Ghana has become less safe for journalists, losing its status as Africa’s highest-ranked country, according to a new report by an international press freedom organization.
Reporters Without Borders or Reporters Sans Frontières (RSF) dropped Ghana to 27th place out of 180 countries on its annual World Press Freedom Index.
Ghana fell four places from its 2018 ranking of 23 on account of what the RSF described as "not enough protection for journalists" following the shooting of investigative journalist Ahmed Hussein-Suale and threats on the lives of members of the Tiger Eye PI investigative group.
According to the RSF, investigative journalist Anas Aremeyaw Anas and his Tiger Eye team spent part of 2018 in hiding after producing a documentary about Ghanaian soccer corruption which led to the resignation of FIFA Council member and former GFA President Kwesi Nyantakyi.
Investigative journalist Hussein-Suale who was gunned down by two suspected gunmen on Wednesday, January 16, 2019 in Accra was a key member of the Tiger Eye PI sting operation which implicated Mr Nyantakyi in a corruption scandal. The findings of the sting were published in a documentary titled #Number12 on June 6, 2018.
"A ruling party parliamentarian who had been named in the documentary publicly threatened one of the journalists without ever being sanctioned. The journalist (Hussein-Suale) was shot dead in the street a few months later," the RSF said.
"Journalists are rarely arrested but several were attacked with impunity in 2018, in some cases by police officers. Although Ghana continues to be seen as one of the most democratic countries in Africa and Chapter 12 of its 1992 constitution guarantees media pluralism and independence, a third of the media are owned by the state or by businessmen linked to the government".
Ghana’s worst ranking on the World Press Freedom Index was in 2013 when it ranked 30th and its best was in 2015 ranking 22nd. In 2014 Ghana was ranked 27th and maintained the 26th spot in 2016 and 2017 respectively.
Globally Scandinavian countries; Norway, Finland and Sweden topped the rankings in first, second and third place respectively.
The Netherlands (fourth) and Denmark (fifth) completed the top five ranked nations.
Namibia, 23rd, is now the highest ranked African country with Cape Verde, 25th, and South Africa and Burkina Faso in 31st and 36th place respectively.
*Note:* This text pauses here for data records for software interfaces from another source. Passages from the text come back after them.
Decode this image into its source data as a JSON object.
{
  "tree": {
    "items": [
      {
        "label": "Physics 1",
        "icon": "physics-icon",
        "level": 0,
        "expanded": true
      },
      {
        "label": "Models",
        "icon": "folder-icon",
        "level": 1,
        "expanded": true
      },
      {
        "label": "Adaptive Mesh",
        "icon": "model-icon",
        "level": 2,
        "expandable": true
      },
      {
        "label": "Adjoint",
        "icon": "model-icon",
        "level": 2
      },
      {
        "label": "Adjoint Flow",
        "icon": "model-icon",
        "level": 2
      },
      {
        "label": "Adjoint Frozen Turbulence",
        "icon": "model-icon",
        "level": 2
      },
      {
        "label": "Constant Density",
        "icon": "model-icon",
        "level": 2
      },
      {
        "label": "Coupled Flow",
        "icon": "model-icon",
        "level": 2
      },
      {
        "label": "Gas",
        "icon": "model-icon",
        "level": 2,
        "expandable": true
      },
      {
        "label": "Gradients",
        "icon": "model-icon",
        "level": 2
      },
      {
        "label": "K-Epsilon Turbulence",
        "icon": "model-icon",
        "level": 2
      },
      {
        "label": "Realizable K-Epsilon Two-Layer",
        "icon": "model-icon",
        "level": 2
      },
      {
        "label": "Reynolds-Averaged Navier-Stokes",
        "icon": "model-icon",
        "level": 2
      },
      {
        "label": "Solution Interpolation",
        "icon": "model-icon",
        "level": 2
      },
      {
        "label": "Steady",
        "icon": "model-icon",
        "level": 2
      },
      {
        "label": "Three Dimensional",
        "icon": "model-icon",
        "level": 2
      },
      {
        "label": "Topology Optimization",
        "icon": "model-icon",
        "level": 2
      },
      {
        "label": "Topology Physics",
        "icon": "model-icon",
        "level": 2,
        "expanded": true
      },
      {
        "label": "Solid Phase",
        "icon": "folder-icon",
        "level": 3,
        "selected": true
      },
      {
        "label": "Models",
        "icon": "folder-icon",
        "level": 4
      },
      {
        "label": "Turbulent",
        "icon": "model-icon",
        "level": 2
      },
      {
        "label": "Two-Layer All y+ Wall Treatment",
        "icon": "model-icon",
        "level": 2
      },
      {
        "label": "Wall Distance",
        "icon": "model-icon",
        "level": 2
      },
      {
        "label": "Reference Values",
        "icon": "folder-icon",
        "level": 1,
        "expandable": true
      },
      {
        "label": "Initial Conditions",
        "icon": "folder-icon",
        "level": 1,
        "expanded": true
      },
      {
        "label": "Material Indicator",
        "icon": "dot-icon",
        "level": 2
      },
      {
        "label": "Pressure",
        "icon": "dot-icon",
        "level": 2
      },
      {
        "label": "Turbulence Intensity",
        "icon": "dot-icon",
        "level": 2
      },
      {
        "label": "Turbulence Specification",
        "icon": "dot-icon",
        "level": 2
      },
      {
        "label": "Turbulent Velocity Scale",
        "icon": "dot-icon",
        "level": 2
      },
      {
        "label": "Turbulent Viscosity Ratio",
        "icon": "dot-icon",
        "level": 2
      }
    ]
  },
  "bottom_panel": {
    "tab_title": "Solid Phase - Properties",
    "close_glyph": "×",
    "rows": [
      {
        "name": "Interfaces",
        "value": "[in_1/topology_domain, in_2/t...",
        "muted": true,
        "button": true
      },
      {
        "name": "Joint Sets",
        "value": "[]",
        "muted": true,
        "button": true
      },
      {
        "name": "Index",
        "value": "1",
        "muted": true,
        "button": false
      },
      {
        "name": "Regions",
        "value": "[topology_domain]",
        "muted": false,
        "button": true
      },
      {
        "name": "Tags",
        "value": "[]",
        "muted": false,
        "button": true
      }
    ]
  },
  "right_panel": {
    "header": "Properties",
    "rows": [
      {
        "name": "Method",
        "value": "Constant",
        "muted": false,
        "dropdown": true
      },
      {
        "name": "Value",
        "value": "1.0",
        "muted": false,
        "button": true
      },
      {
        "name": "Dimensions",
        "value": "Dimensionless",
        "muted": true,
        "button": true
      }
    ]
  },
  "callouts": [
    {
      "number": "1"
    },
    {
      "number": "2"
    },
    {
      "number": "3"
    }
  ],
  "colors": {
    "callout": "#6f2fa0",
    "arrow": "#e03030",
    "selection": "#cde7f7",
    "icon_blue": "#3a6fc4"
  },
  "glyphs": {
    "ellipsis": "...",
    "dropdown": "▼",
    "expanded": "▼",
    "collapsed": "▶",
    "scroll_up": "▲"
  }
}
The United Kingdom was 33rd and the United States dropped three notches to 48th from a "satisfactory" place to work freely to a "problematic" one for journalists.